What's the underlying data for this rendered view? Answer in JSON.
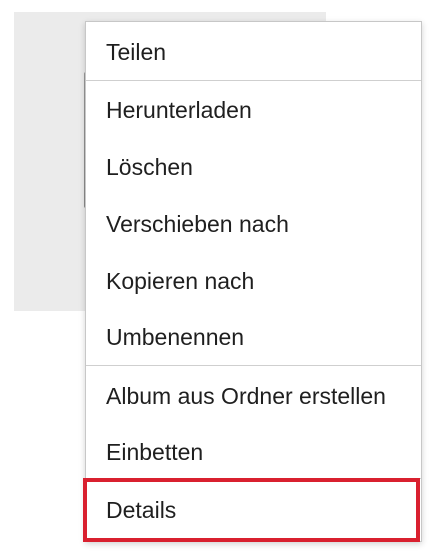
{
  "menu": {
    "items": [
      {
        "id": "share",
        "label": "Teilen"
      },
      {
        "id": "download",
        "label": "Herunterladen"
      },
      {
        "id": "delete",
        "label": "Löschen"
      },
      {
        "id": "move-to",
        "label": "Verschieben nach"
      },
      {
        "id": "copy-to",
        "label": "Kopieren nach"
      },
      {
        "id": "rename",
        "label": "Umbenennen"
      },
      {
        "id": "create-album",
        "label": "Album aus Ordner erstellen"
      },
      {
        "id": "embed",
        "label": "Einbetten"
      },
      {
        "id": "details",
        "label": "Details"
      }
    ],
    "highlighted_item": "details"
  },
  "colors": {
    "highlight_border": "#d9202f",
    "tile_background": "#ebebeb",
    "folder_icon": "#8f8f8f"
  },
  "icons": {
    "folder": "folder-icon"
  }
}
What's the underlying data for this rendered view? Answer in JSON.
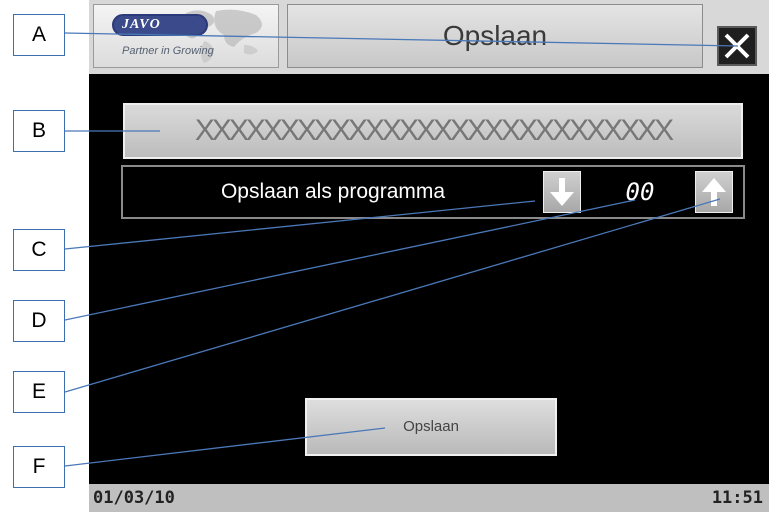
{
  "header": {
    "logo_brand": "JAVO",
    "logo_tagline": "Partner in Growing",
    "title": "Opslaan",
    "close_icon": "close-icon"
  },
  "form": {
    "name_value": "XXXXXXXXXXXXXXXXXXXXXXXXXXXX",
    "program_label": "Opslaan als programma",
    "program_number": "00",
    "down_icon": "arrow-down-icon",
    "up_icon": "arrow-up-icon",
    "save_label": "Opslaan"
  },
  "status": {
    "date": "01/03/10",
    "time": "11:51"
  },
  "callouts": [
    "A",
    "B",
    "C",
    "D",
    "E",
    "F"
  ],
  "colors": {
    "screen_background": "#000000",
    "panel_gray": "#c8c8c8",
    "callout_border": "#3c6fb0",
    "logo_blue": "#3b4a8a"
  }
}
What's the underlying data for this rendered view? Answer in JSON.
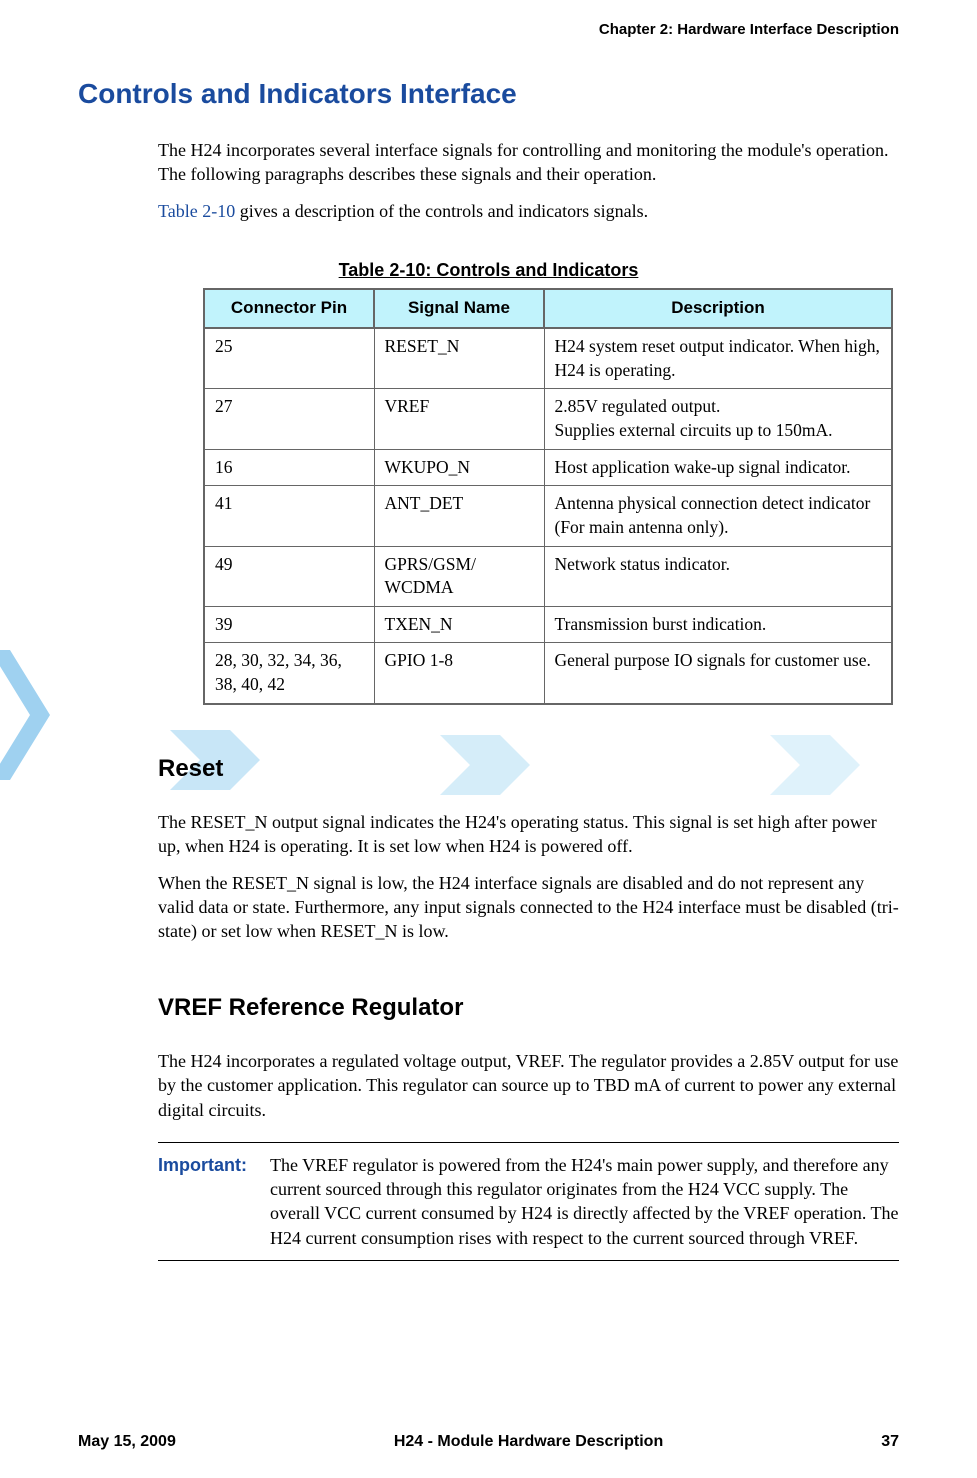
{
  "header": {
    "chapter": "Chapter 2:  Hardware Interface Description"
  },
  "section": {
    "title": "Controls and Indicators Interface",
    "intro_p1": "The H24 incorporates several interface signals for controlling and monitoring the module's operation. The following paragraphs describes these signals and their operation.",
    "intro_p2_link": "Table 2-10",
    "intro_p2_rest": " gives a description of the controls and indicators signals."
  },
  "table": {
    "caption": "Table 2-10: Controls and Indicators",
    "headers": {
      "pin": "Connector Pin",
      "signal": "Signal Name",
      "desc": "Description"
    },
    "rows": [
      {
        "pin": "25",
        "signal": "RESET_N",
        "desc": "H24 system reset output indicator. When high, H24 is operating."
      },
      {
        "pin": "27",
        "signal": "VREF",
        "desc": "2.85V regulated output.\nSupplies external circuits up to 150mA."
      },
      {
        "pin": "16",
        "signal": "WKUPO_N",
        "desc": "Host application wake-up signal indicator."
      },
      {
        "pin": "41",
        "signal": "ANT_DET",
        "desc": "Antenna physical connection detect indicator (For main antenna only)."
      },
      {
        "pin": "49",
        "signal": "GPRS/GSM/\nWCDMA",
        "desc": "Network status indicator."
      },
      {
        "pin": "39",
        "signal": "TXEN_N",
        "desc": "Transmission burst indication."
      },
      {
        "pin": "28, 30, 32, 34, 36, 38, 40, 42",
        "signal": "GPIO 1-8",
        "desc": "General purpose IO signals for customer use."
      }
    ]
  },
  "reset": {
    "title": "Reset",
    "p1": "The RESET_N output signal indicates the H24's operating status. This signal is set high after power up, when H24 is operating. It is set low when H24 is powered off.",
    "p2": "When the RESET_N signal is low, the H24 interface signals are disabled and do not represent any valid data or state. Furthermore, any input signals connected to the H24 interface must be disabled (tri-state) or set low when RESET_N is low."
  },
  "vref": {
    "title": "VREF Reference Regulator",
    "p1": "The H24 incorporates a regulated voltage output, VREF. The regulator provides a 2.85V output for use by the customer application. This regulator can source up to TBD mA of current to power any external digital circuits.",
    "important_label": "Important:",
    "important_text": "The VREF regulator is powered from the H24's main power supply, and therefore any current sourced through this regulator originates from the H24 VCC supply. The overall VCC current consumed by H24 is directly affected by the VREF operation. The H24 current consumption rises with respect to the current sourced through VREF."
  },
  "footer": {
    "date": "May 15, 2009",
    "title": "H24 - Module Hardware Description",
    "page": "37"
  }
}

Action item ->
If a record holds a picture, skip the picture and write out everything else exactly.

Result of the task ->
What's the underlying data for this rendered view? Answer in JSON.
{
  "menu": {
    "items": [
      {
        "id": "share",
        "label": "Teilen"
      },
      {
        "id": "download",
        "label": "Herunterladen"
      },
      {
        "id": "delete",
        "label": "Löschen"
      },
      {
        "id": "move-to",
        "label": "Verschieben nach"
      },
      {
        "id": "copy-to",
        "label": "Kopieren nach"
      },
      {
        "id": "rename",
        "label": "Umbenennen"
      },
      {
        "id": "create-album",
        "label": "Album aus Ordner erstellen"
      },
      {
        "id": "embed",
        "label": "Einbetten"
      },
      {
        "id": "details",
        "label": "Details"
      }
    ],
    "highlighted_item": "details"
  },
  "colors": {
    "highlight_border": "#d9202f",
    "tile_background": "#ebebeb",
    "folder_icon": "#8f8f8f"
  },
  "icons": {
    "folder": "folder-icon"
  }
}
What's the underlying data for this rendered view? Answer in JSON.
{
  "header": {
    "logo_brand": "JAVO",
    "logo_tagline": "Partner in Growing",
    "title": "Opslaan",
    "close_icon": "close-icon"
  },
  "form": {
    "name_value": "XXXXXXXXXXXXXXXXXXXXXXXXXXXX",
    "program_label": "Opslaan als programma",
    "program_number": "00",
    "down_icon": "arrow-down-icon",
    "up_icon": "arrow-up-icon",
    "save_label": "Opslaan"
  },
  "status": {
    "date": "01/03/10",
    "time": "11:51"
  },
  "callouts": [
    "A",
    "B",
    "C",
    "D",
    "E",
    "F"
  ],
  "colors": {
    "screen_background": "#000000",
    "panel_gray": "#c8c8c8",
    "callout_border": "#3c6fb0",
    "logo_blue": "#3b4a8a"
  }
}
What's the underlying data for this rendered view? Answer in JSON.
{
  "header": {
    "chapter": "Chapter 2:  Hardware Interface Description"
  },
  "section": {
    "title": "Controls and Indicators Interface",
    "intro_p1": "The H24 incorporates several interface signals for controlling and monitoring the module's operation. The following paragraphs describes these signals and their operation.",
    "intro_p2_link": "Table 2-10",
    "intro_p2_rest": " gives a description of the controls and indicators signals."
  },
  "table": {
    "caption": "Table 2-10: Controls and Indicators",
    "headers": {
      "pin": "Connector Pin",
      "signal": "Signal Name",
      "desc": "Description"
    },
    "rows": [
      {
        "pin": "25",
        "signal": "RESET_N",
        "desc": "H24 system reset output indicator. When high, H24 is operating."
      },
      {
        "pin": "27",
        "signal": "VREF",
        "desc": "2.85V regulated output.\nSupplies external circuits up to 150mA."
      },
      {
        "pin": "16",
        "signal": "WKUPO_N",
        "desc": "Host application wake-up signal indicator."
      },
      {
        "pin": "41",
        "signal": "ANT_DET",
        "desc": "Antenna physical connection detect indicator (For main antenna only)."
      },
      {
        "pin": "49",
        "signal": "GPRS/GSM/\nWCDMA",
        "desc": "Network status indicator."
      },
      {
        "pin": "39",
        "signal": "TXEN_N",
        "desc": "Transmission burst indication."
      },
      {
        "pin": "28, 30, 32, 34, 36, 38, 40, 42",
        "signal": "GPIO 1-8",
        "desc": "General purpose IO signals for customer use."
      }
    ]
  },
  "reset": {
    "title": "Reset",
    "p1": "The RESET_N output signal indicates the H24's operating status. This signal is set high after power up, when H24 is operating. It is set low when H24 is powered off.",
    "p2": "When the RESET_N signal is low, the H24 interface signals are disabled and do not represent any valid data or state. Furthermore, any input signals connected to the H24 interface must be disabled (tri-state) or set low when RESET_N is low."
  },
  "vref": {
    "title": "VREF Reference Regulator",
    "p1": "The H24 incorporates a regulated voltage output, VREF. The regulator provides a 2.85V output for use by the customer application. This regulator can source up to TBD mA of current to power any external digital circuits.",
    "important_label": "Important:",
    "important_text": "The VREF regulator is powered from the H24's main power supply, and therefore any current sourced through this regulator originates from the H24 VCC supply. The overall VCC current consumed by H24 is directly affected by the VREF operation. The H24 current consumption rises with respect to the current sourced through VREF."
  },
  "footer": {
    "date": "May 15, 2009",
    "title": "H24 - Module Hardware Description",
    "page": "37"
  }
}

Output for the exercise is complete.